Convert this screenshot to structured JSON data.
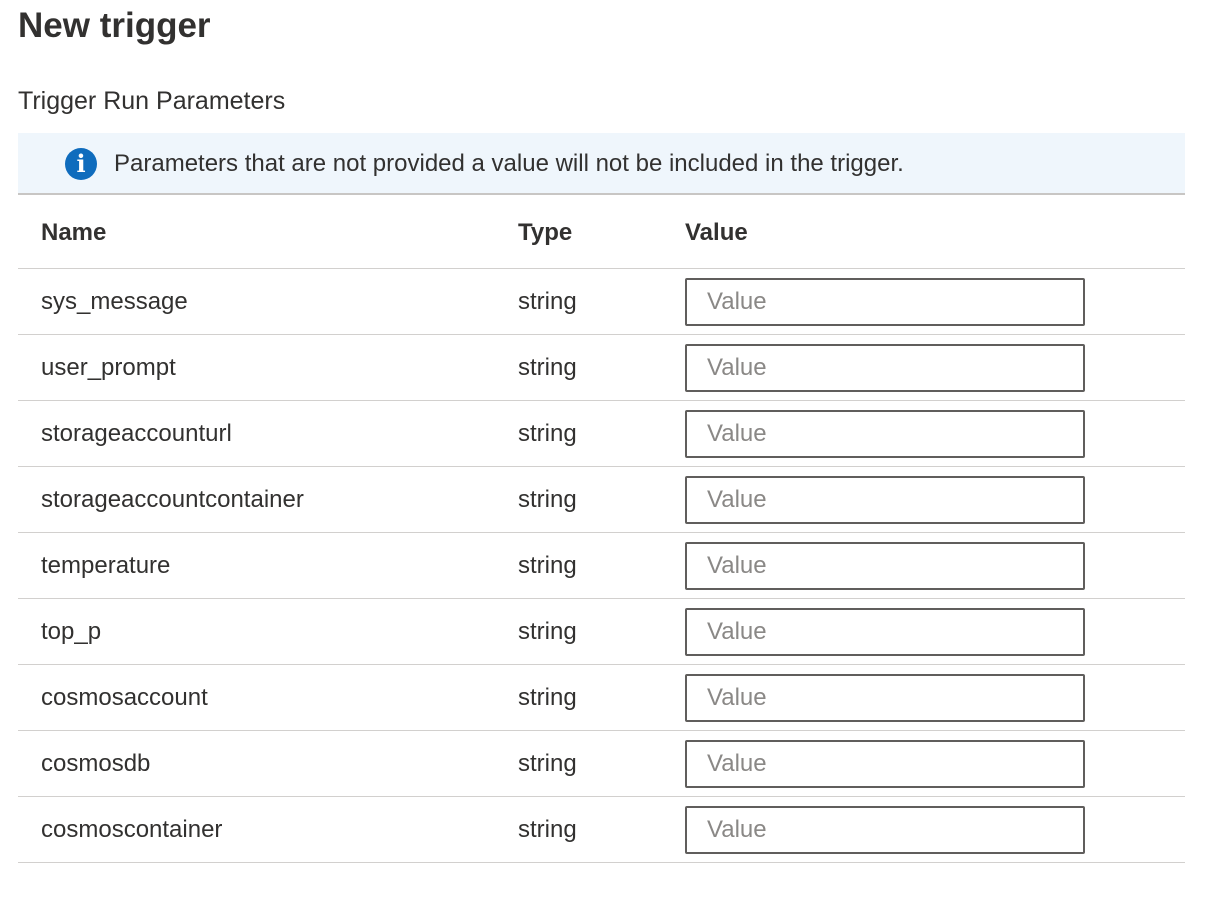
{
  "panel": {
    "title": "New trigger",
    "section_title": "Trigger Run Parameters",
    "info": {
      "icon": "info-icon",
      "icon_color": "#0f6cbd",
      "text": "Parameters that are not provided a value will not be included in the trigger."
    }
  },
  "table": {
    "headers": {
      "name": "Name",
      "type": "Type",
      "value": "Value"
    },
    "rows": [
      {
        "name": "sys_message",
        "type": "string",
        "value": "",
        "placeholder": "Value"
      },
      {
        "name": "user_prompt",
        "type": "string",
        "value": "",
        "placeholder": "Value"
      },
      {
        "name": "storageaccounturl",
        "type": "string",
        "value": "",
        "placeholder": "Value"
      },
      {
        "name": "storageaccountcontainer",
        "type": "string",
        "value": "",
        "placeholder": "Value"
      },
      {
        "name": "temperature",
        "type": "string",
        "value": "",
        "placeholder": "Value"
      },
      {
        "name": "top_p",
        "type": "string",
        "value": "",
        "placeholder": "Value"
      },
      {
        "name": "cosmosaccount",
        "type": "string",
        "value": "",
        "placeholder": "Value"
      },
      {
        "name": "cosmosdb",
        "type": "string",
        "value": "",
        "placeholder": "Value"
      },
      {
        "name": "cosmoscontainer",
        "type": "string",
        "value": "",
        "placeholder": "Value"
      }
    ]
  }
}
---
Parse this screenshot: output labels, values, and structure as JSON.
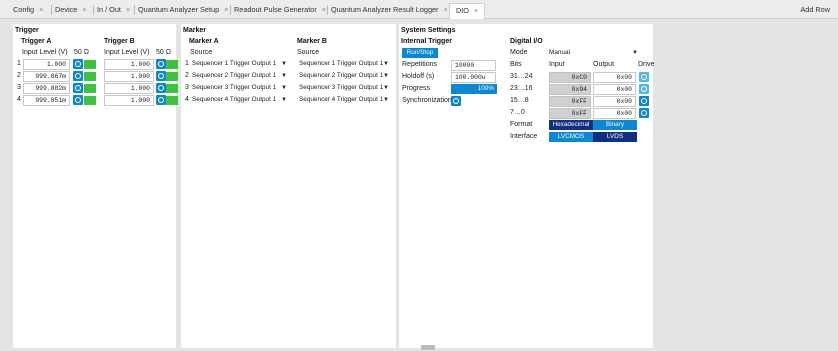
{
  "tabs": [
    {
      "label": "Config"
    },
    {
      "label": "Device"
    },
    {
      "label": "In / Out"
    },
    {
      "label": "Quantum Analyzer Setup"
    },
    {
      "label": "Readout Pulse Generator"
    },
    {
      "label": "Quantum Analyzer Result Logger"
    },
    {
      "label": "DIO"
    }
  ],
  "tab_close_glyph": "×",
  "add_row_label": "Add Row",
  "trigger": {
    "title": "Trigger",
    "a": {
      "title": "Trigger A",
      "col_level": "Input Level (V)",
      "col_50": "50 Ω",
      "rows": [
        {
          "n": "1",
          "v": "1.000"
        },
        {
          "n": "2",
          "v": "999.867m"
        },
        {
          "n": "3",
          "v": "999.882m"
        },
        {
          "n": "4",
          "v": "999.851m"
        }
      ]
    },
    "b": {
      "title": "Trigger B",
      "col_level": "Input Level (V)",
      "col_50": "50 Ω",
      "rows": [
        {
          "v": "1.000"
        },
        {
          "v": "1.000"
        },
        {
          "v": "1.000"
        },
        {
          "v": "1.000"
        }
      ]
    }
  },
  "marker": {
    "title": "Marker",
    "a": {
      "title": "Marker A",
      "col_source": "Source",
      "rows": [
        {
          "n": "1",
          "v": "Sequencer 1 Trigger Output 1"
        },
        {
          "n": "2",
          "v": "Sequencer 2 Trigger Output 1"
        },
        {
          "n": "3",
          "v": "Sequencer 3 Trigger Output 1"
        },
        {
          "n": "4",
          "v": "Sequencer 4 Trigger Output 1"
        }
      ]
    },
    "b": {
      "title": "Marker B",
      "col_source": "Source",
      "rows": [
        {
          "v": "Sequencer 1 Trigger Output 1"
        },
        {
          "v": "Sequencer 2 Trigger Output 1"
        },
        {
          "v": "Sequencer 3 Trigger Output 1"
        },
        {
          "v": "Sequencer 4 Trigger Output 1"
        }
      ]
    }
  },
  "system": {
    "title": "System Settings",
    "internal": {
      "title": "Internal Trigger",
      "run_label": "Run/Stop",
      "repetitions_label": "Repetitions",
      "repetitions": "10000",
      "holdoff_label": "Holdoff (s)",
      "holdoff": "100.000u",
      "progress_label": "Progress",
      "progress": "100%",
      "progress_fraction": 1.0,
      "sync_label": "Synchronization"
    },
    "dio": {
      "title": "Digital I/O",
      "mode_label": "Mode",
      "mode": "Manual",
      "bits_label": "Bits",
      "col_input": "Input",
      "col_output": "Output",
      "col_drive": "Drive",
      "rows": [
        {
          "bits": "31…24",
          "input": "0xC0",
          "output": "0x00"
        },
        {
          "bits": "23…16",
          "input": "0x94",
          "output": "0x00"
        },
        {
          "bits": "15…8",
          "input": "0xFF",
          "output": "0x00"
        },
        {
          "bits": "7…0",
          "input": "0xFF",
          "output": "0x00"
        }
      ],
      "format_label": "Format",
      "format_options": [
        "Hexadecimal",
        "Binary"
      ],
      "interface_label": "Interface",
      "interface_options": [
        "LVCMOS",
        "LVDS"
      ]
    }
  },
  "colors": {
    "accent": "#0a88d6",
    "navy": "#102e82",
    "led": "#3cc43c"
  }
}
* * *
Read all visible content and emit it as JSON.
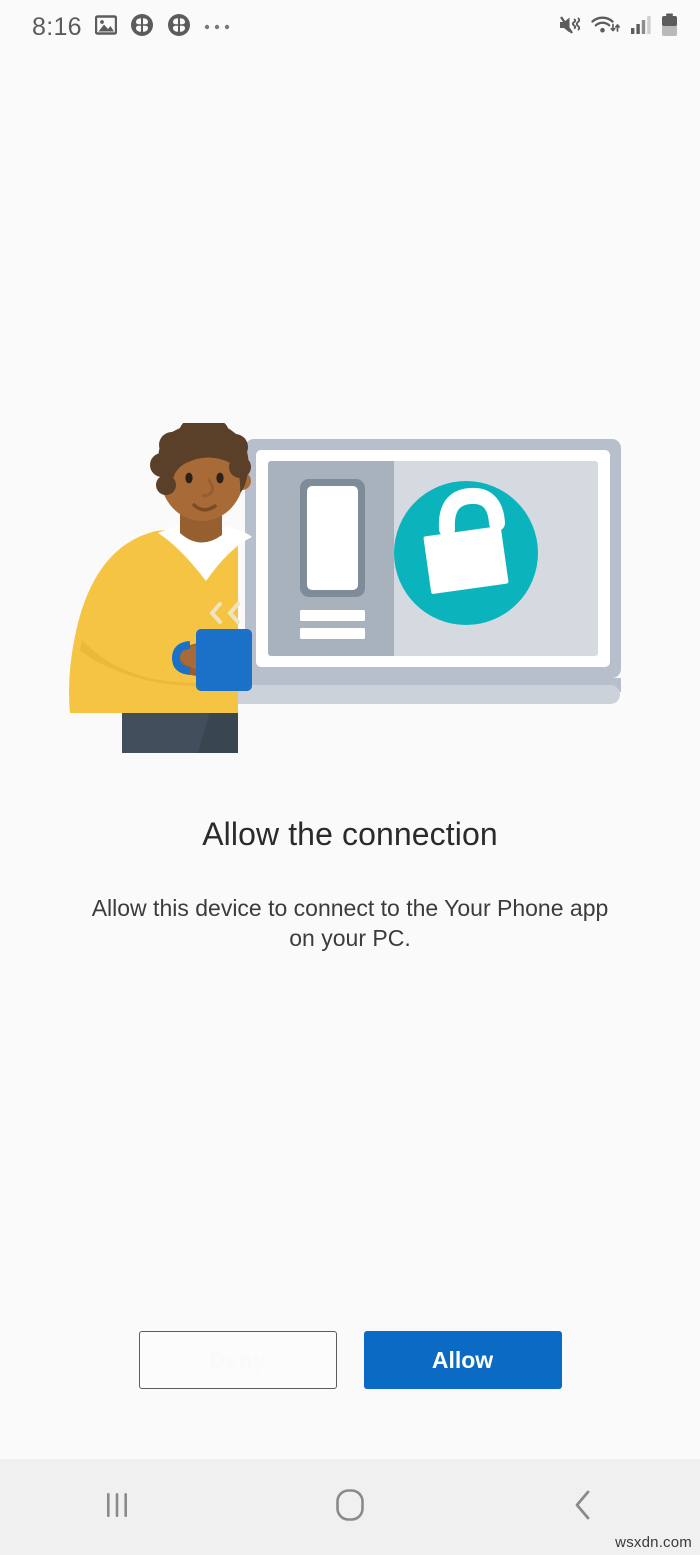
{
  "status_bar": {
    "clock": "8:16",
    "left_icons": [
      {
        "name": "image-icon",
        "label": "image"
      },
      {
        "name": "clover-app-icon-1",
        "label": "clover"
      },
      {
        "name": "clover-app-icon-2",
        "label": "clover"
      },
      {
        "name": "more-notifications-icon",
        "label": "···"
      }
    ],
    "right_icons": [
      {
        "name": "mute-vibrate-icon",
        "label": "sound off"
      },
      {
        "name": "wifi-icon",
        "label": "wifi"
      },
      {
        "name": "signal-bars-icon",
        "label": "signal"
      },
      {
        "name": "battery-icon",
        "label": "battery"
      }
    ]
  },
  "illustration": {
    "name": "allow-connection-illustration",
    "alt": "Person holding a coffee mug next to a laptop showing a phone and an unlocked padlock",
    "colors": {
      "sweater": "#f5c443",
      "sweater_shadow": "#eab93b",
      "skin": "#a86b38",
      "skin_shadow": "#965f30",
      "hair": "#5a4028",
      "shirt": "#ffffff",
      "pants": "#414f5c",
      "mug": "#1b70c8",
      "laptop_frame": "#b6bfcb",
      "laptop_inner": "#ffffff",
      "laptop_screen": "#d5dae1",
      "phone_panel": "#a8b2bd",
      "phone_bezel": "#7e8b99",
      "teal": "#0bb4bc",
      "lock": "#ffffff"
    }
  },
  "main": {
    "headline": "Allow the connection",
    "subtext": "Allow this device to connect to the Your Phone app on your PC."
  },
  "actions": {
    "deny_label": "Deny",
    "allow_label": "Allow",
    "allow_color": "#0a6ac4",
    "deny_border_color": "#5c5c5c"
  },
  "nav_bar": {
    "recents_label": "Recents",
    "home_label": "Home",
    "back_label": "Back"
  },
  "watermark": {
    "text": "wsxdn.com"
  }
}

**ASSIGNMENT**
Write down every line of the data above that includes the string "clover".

**EXPECTED ANSWER**
        "name": "clover-app-icon-1",
        "label": "clover"
        "name": "clover-app-icon-2",
        "label": "clover"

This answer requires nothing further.